Wrist fractures are one of the mostly seen injuries in our office.  Slips and falls onto outstretched arm will often cause a break in the bone. Some fractures just need to be casted while others require surgery to stabilize the fracture.  

Triangular Fibrocartilage Complex (TFCC) Tears
DeQuervain's Tenosynovitis

The TFCC is a cushioning cartilage in the wrist, akin to the meniscus of the knee.  Like the meniscus, it has a poor blood supply providing limited ability to heal.  Oftentimes, the wrist pain associated with TFCC tears are felt on the ulnar side (on the pinky side) of the wrist.  The pain can often be managed with activity modification, bracing or injections. Sometimes arthroscopic surgery is necessary to repair or clean the tear to alleviate the pain.

De Quervain's tenosynovitis occurs when the tendons around the base of the thumb are irritated or constricted. The word "tendinosis" refers to a swelling of the tendons. Swelling of the tendons, and the tendon sheath, can cause pain and tenderness along the thumb side of the wrist.
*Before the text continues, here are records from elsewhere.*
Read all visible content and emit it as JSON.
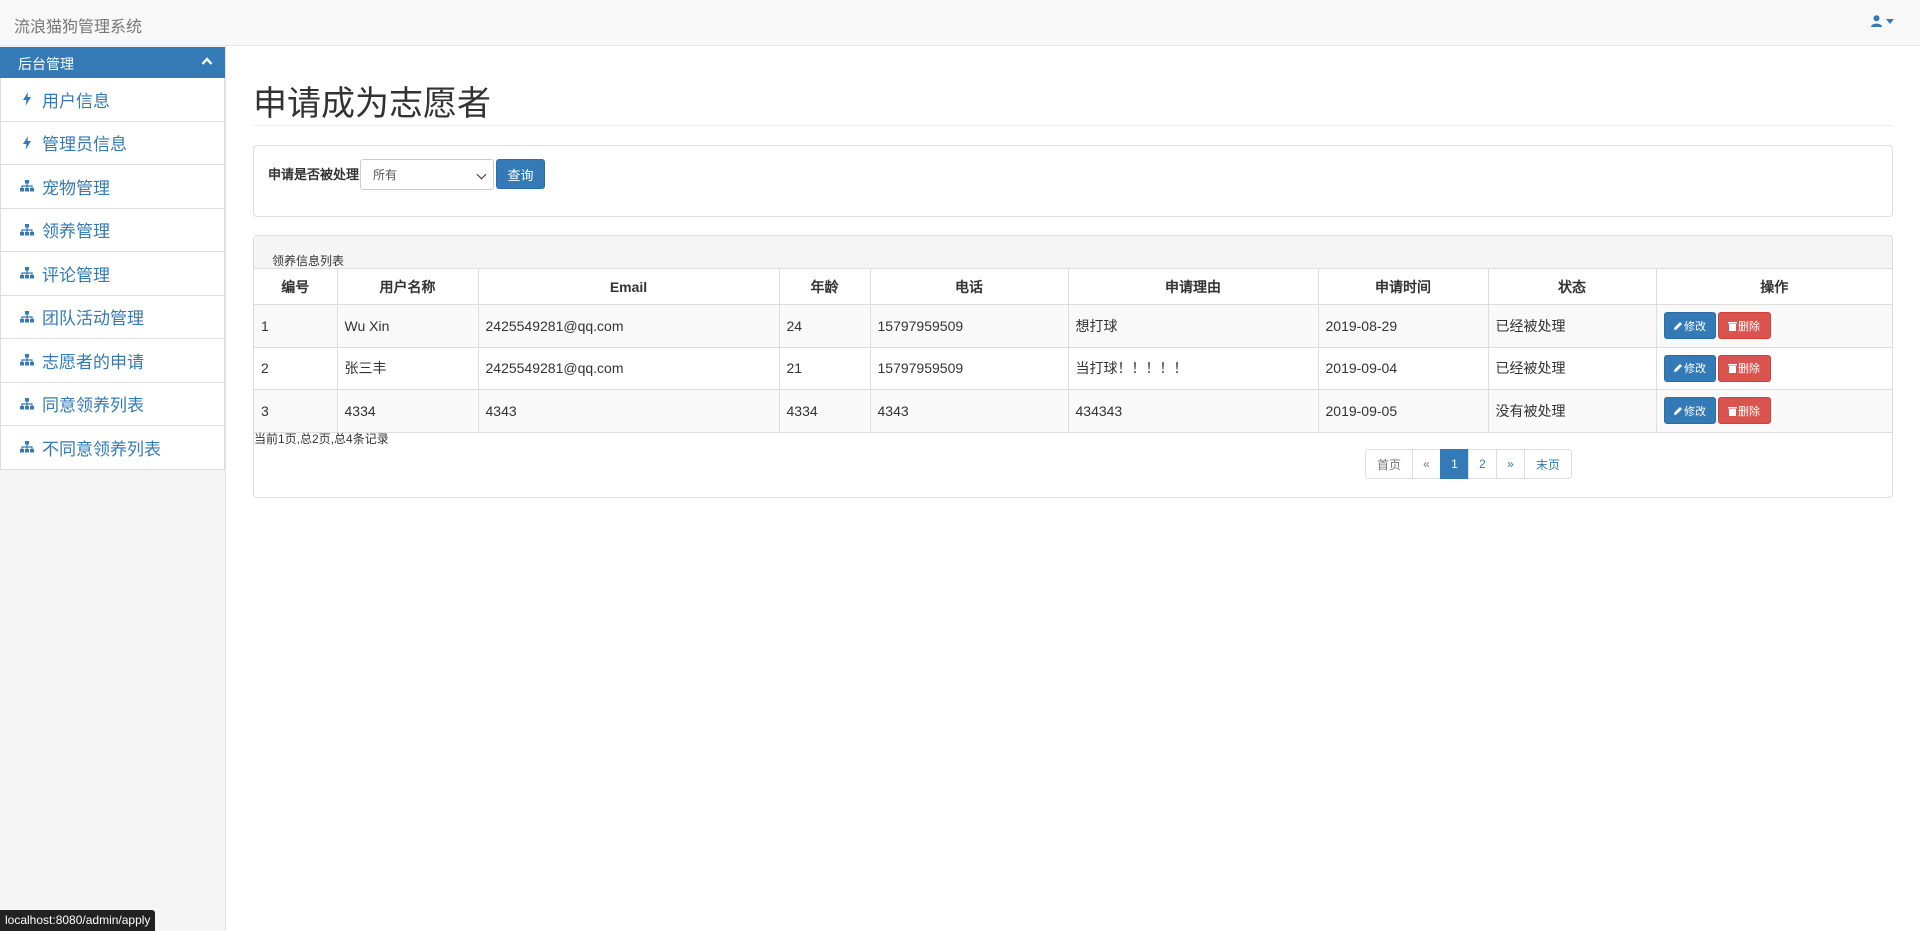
{
  "app": {
    "brand": "流浪猫狗管理系统"
  },
  "sidebar": {
    "header": "后台管理",
    "items": [
      {
        "label": "用户信息",
        "icon": "bolt-icon"
      },
      {
        "label": "管理员信息",
        "icon": "bolt-icon"
      },
      {
        "label": "宠物管理",
        "icon": "sitemap-icon"
      },
      {
        "label": "领养管理",
        "icon": "sitemap-icon"
      },
      {
        "label": "评论管理",
        "icon": "sitemap-icon"
      },
      {
        "label": "团队活动管理",
        "icon": "sitemap-icon"
      },
      {
        "label": "志愿者的申请",
        "icon": "sitemap-icon"
      },
      {
        "label": "同意领养列表",
        "icon": "sitemap-icon"
      },
      {
        "label": "不同意领养列表",
        "icon": "sitemap-icon"
      }
    ]
  },
  "main": {
    "title": "申请成为志愿者",
    "filter": {
      "label": "申请是否被处理",
      "selected": "所有",
      "query_label": "查询"
    },
    "list": {
      "title": "领养信息列表",
      "columns": [
        "编号",
        "用户名称",
        "Email",
        "年龄",
        "电话",
        "申请理由",
        "申请时间",
        "状态",
        "操作"
      ],
      "rows": [
        {
          "id": "1",
          "name": "Wu Xin",
          "email": "2425549281@qq.com",
          "age": "24",
          "phone": "15797959509",
          "reason": "想打球",
          "time": "2019-08-29",
          "status": "已经被处理"
        },
        {
          "id": "2",
          "name": "张三丰",
          "email": "2425549281@qq.com",
          "age": "21",
          "phone": "15797959509",
          "reason": "当打球！！！！！",
          "time": "2019-09-04",
          "status": "已经被处理"
        },
        {
          "id": "3",
          "name": "4334",
          "email": "4343",
          "age": "4334",
          "phone": "4343",
          "reason": "434343",
          "time": "2019-09-05",
          "status": "没有被处理"
        }
      ],
      "edit_label": "修改",
      "delete_label": "删除",
      "record_info": "当前1页,总2页,总4条记录"
    },
    "pagination": [
      "首页",
      "«",
      "1",
      "2",
      "»",
      "末页"
    ],
    "pagination_active": "1"
  },
  "statusbar": {
    "url": "localhost:8080/admin/apply"
  },
  "colors": {
    "primary": "#337ab7",
    "danger": "#d9534f"
  }
}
This is particularly noticeable when forming a fist, grasping or gripping something, or when turning the wrist.  Bracing and anti-inflammatory medication are often very helpful to reduce the pain and improve function.  Sometimes injections or surgery is necessary when other modalities have failed.


bottom of page